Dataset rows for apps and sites
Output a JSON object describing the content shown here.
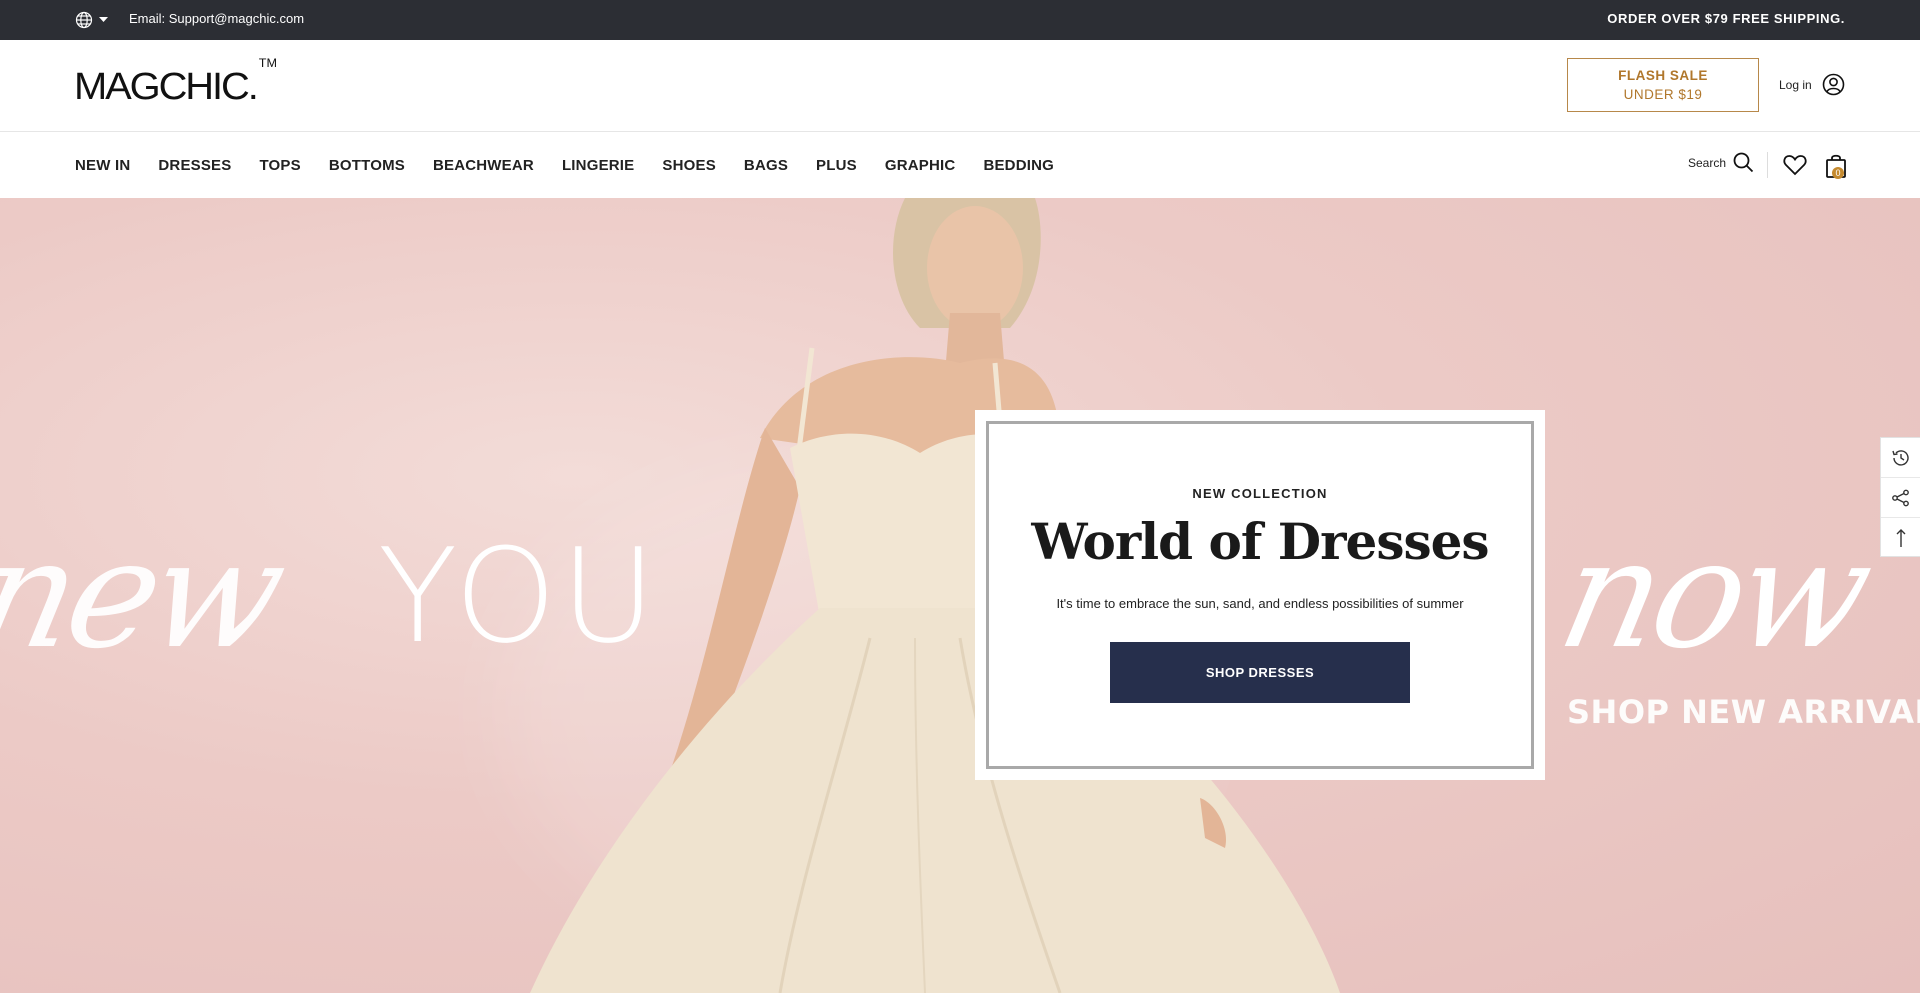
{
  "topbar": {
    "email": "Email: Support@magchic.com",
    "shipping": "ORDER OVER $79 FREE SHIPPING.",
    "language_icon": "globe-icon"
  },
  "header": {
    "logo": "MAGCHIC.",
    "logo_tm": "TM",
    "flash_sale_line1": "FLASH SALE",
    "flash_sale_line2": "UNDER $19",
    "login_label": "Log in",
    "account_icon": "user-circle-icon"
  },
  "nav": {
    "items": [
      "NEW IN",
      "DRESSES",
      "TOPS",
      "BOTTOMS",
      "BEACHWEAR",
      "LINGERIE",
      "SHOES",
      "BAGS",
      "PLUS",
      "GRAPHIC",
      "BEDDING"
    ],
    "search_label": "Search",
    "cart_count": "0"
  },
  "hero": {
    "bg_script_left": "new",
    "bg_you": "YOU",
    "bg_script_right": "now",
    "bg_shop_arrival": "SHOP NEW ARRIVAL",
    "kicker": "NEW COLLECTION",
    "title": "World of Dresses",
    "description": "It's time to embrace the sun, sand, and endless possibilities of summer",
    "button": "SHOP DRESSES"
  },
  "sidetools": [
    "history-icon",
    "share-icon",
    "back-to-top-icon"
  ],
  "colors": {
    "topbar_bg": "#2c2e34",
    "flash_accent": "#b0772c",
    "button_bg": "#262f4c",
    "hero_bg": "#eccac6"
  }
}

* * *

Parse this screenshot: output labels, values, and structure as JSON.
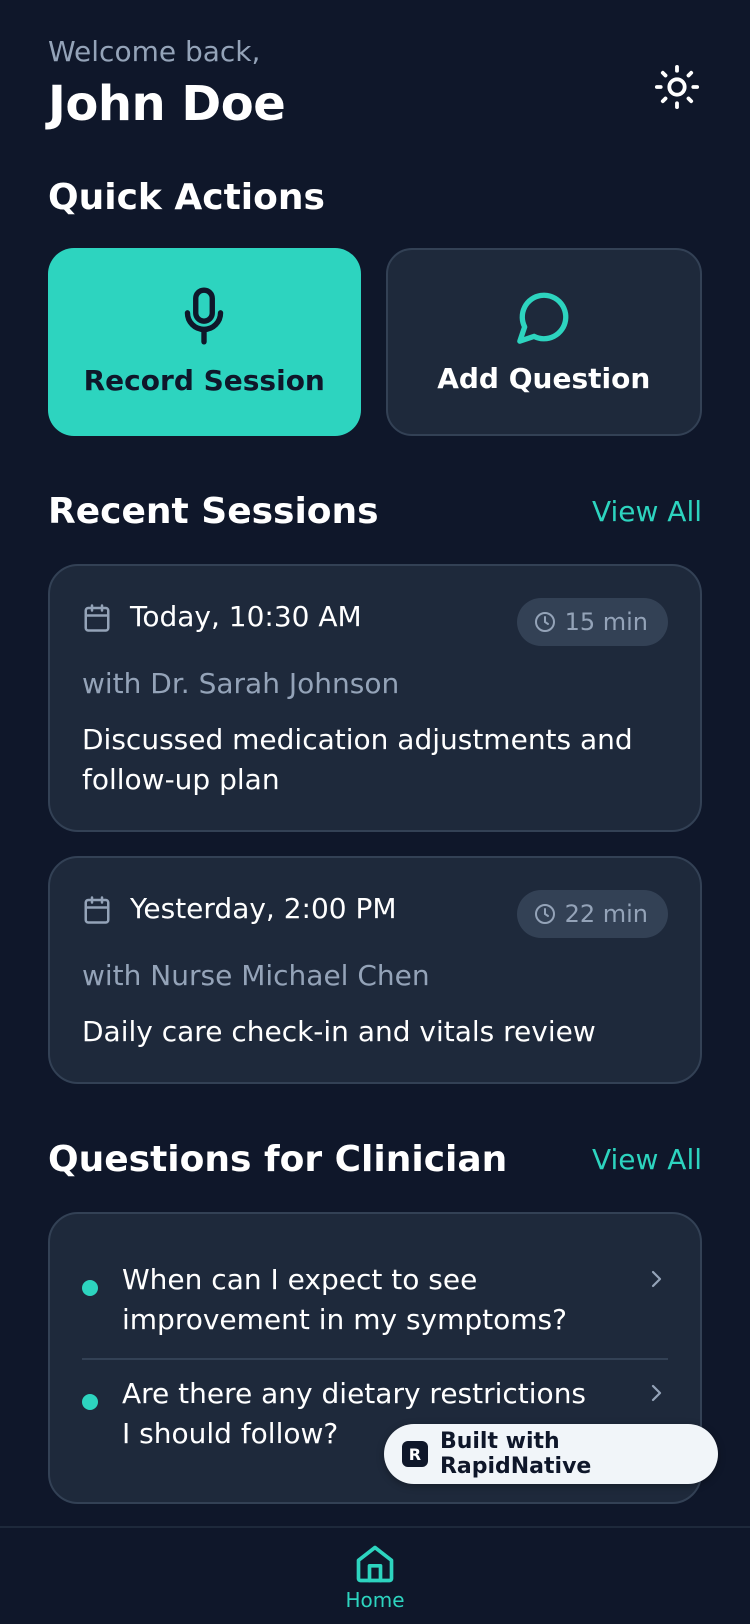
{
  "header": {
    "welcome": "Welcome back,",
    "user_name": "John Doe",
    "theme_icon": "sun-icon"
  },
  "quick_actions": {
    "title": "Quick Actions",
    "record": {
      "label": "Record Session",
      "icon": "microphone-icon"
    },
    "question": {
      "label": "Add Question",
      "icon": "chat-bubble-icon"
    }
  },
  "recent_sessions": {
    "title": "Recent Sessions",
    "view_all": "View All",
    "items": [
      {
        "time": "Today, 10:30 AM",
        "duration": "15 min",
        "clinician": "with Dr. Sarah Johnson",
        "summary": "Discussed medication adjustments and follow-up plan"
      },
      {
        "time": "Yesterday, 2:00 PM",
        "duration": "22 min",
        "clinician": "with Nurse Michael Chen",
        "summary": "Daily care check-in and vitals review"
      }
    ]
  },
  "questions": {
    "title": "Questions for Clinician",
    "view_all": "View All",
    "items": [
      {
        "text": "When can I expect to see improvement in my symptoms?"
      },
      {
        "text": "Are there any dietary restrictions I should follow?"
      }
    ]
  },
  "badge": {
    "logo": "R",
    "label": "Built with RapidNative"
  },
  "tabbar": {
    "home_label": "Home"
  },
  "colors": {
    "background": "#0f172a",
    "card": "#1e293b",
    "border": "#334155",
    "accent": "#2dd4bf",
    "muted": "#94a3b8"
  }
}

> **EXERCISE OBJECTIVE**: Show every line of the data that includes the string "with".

> **PROBLEM SOLUTION**:
        "clinician": "with Dr. Sarah Johnson",
        "clinician": "with Nurse Michael Chen",
    "label": "Built with RapidNative"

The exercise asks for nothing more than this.